WORK INSTRUCTIONS> Below are the entries to retype; reproduce each one exactly.

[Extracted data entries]

-----

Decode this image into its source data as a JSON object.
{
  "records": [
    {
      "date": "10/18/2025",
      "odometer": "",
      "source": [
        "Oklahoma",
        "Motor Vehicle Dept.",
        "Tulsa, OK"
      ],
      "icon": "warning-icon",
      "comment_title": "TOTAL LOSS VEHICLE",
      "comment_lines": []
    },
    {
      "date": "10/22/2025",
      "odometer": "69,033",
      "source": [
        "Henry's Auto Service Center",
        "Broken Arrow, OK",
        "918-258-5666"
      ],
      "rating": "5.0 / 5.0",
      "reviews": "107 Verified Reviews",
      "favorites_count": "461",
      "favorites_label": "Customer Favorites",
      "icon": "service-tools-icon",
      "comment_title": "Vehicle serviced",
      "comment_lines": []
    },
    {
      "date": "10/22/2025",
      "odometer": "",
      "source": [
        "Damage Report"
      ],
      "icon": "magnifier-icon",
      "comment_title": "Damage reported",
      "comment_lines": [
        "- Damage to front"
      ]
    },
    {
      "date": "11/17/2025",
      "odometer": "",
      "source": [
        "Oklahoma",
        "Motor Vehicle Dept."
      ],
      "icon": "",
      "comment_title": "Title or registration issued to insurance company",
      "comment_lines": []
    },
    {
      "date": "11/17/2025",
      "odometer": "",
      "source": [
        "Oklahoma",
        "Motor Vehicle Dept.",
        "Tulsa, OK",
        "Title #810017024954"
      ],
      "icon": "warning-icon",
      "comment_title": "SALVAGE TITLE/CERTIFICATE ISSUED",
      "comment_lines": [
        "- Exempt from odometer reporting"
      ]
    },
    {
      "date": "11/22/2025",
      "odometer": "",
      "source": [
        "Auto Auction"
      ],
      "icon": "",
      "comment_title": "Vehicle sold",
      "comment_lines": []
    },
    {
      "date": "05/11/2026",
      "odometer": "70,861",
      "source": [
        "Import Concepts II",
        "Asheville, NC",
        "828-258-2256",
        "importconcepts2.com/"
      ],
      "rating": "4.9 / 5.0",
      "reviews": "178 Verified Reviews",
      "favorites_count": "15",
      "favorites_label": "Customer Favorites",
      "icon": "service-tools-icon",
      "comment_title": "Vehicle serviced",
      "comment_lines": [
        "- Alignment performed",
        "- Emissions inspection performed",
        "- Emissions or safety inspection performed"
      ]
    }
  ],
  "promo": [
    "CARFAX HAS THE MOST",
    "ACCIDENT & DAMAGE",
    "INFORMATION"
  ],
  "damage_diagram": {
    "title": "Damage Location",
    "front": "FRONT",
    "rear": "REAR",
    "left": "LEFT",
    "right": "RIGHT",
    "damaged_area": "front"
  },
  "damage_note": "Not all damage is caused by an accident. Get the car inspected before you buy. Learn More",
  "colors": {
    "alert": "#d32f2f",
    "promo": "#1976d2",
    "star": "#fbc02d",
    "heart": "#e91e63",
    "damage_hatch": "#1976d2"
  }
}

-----

TASK OUTPUT>
Decode this image into its source data as a JSON object.
{
  "records": [
    {
      "date": "10/18/2025",
      "odometer": "",
      "source": [
        "Oklahoma",
        "Motor Vehicle Dept.",
        "Tulsa, OK"
      ],
      "icon": "warning-icon",
      "comment_title": "TOTAL LOSS VEHICLE",
      "comment_lines": []
    },
    {
      "date": "10/22/2025",
      "odometer": "69,033",
      "source": [
        "Henry's Auto Service Center",
        "Broken Arrow, OK",
        "918-258-5666"
      ],
      "rating": "5.0 / 5.0",
      "reviews": "107 Verified Reviews",
      "favorites_count": "461",
      "favorites_label": "Customer Favorites",
      "icon": "service-tools-icon",
      "comment_title": "Vehicle serviced",
      "comment_lines": []
    },
    {
      "date": "10/22/2025",
      "odometer": "",
      "source": [
        "Damage Report"
      ],
      "icon": "magnifier-icon",
      "comment_title": "Damage reported",
      "comment_lines": [
        "- Damage to front"
      ]
    },
    {
      "date": "11/17/2025",
      "odometer": "",
      "source": [
        "Oklahoma",
        "Motor Vehicle Dept."
      ],
      "icon": "",
      "comment_title": "Title or registration issued to insurance company",
      "comment_lines": []
    },
    {
      "date": "11/17/2025",
      "odometer": "",
      "source": [
        "Oklahoma",
        "Motor Vehicle Dept.",
        "Tulsa, OK",
        "Title #810017024954"
      ],
      "icon": "warning-icon",
      "comment_title": "SALVAGE TITLE/CERTIFICATE ISSUED",
      "comment_lines": [
        "- Exempt from odometer reporting"
      ]
    },
    {
      "date": "11/22/2025",
      "odometer": "",
      "source": [
        "Auto Auction"
      ],
      "icon": "",
      "comment_title": "Vehicle sold",
      "comment_lines": []
    },
    {
      "date": "05/11/2026",
      "odometer": "70,861",
      "source": [
        "Import Concepts II",
        "Asheville, NC",
        "828-258-2256",
        "importconcepts2.com/"
      ],
      "rating": "4.9 / 5.0",
      "reviews": "178 Verified Reviews",
      "favorites_count": "15",
      "favorites_label": "Customer Favorites",
      "icon": "service-tools-icon",
      "comment_title": "Vehicle serviced",
      "comment_lines": [
        "- Alignment performed",
        "- Emissions inspection performed",
        "- Emissions or safety inspection performed"
      ]
    }
  ],
  "promo": [
    "CARFAX HAS THE MOST",
    "ACCIDENT & DAMAGE",
    "INFORMATION"
  ],
  "damage_diagram": {
    "title": "Damage Location",
    "front": "FRONT",
    "rear": "REAR",
    "left": "LEFT",
    "right": "RIGHT",
    "damaged_area": "front"
  },
  "damage_note": "Not all damage is caused by an accident. Get the car inspected before you buy. Learn More",
  "colors": {
    "alert": "#d32f2f",
    "promo": "#1976d2",
    "star": "#fbc02d",
    "heart": "#e91e63",
    "damage_hatch": "#1976d2"
  }
}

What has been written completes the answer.